INFORMATION GIVEN –

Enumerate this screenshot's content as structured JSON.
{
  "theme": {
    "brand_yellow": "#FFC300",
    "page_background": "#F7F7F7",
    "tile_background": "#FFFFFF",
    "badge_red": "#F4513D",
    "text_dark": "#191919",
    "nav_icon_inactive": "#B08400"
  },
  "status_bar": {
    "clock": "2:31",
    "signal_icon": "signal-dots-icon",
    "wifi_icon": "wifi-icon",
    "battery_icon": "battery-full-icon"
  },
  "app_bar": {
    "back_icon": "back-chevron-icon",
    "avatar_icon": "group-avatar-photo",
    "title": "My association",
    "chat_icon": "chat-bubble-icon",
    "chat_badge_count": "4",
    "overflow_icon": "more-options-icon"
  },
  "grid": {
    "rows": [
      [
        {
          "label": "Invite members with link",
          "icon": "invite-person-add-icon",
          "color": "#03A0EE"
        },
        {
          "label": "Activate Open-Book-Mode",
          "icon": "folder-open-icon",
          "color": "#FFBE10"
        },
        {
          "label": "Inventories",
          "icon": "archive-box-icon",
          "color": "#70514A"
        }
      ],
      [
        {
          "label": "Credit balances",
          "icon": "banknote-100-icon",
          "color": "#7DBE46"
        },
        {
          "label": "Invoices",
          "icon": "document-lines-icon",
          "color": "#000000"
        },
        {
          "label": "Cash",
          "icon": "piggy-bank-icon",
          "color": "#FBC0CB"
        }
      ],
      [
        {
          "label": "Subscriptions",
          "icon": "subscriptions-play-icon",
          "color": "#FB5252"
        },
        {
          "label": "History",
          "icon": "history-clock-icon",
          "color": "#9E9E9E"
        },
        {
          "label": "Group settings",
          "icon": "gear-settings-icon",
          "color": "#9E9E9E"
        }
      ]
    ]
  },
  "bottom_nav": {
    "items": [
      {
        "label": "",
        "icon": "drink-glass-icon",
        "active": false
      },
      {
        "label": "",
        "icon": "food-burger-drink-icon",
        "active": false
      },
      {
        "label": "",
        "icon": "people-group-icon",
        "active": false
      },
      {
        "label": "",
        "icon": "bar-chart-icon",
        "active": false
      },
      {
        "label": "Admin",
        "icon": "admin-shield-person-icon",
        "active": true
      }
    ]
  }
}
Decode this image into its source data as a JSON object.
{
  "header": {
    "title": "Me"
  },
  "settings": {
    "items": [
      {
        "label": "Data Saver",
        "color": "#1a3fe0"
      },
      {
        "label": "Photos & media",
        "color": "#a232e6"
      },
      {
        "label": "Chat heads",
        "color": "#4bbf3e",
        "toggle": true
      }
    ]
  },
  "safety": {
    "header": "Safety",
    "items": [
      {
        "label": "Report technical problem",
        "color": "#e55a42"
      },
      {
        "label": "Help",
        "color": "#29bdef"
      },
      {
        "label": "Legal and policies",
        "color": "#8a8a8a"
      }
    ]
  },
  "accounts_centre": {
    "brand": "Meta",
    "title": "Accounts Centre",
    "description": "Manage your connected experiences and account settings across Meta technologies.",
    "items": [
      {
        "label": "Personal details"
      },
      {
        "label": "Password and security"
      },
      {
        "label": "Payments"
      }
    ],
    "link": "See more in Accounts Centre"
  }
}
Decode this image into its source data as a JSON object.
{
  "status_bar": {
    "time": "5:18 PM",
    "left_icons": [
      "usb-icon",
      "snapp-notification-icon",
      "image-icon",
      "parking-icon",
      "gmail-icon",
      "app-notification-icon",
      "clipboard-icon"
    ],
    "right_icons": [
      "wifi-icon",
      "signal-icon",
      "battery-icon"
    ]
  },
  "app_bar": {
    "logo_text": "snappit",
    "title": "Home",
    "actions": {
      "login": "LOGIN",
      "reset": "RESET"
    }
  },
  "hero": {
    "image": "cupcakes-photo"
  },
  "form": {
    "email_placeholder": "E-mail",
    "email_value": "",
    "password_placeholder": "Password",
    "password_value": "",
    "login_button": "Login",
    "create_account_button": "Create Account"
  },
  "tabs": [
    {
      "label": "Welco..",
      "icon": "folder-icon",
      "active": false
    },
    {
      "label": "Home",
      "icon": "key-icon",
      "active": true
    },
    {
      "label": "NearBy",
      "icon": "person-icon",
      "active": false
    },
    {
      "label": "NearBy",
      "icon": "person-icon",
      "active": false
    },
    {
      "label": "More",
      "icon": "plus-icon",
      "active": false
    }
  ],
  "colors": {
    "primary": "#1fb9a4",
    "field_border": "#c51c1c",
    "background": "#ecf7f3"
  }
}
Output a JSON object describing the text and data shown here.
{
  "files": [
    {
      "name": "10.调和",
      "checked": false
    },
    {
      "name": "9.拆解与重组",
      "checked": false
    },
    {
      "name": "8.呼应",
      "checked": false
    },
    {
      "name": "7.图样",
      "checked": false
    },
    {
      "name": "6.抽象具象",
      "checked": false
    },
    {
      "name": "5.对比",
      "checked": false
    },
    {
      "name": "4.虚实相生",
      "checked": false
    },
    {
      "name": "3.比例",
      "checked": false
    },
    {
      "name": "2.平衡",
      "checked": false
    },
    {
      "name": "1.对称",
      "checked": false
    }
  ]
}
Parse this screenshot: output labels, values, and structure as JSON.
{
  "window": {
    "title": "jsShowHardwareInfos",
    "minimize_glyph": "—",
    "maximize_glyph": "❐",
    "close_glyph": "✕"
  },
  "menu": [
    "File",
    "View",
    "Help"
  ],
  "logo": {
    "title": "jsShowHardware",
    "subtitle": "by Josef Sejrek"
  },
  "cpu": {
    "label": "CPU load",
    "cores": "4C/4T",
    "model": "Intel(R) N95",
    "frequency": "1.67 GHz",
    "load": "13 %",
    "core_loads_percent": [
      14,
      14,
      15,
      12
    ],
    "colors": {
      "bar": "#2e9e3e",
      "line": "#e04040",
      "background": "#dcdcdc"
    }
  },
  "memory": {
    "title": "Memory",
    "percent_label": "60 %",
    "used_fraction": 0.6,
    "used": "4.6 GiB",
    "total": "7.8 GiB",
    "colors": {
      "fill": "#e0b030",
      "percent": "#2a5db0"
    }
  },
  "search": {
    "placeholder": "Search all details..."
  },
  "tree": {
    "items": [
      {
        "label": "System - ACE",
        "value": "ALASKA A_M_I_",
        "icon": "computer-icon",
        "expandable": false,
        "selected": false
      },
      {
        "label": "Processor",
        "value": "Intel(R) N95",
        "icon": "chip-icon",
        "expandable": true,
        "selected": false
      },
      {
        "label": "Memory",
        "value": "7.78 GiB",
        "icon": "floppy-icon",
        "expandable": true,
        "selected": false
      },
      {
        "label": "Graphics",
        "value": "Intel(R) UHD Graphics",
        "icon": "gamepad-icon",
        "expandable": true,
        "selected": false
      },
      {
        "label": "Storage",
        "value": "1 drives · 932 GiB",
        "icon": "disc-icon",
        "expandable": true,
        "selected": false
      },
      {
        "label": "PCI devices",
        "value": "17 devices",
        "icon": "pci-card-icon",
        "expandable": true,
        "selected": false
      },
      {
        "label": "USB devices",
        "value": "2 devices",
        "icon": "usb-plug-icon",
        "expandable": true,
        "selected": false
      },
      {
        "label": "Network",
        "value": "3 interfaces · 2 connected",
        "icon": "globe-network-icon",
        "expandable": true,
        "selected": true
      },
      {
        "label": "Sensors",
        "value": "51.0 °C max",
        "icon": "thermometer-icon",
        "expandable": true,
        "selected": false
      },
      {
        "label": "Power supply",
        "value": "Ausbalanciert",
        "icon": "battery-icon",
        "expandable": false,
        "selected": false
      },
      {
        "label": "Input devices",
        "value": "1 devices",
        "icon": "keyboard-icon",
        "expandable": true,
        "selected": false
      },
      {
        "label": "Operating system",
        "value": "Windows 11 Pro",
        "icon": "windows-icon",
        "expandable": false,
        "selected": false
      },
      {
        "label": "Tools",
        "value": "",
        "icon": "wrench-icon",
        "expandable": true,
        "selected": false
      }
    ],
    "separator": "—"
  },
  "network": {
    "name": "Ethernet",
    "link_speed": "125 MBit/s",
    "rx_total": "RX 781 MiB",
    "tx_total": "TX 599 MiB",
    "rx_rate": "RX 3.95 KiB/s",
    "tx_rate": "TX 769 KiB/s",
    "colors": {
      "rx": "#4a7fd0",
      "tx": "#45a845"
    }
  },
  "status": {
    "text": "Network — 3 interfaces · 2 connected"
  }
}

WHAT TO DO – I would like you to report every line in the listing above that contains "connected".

SOLUTION –
    "description": "Manage your connected experiences and account settings across Meta technologies.",
        "value": "3 interfaces · 2 connected",
    "text": "Network — 3 interfaces · 2 connected"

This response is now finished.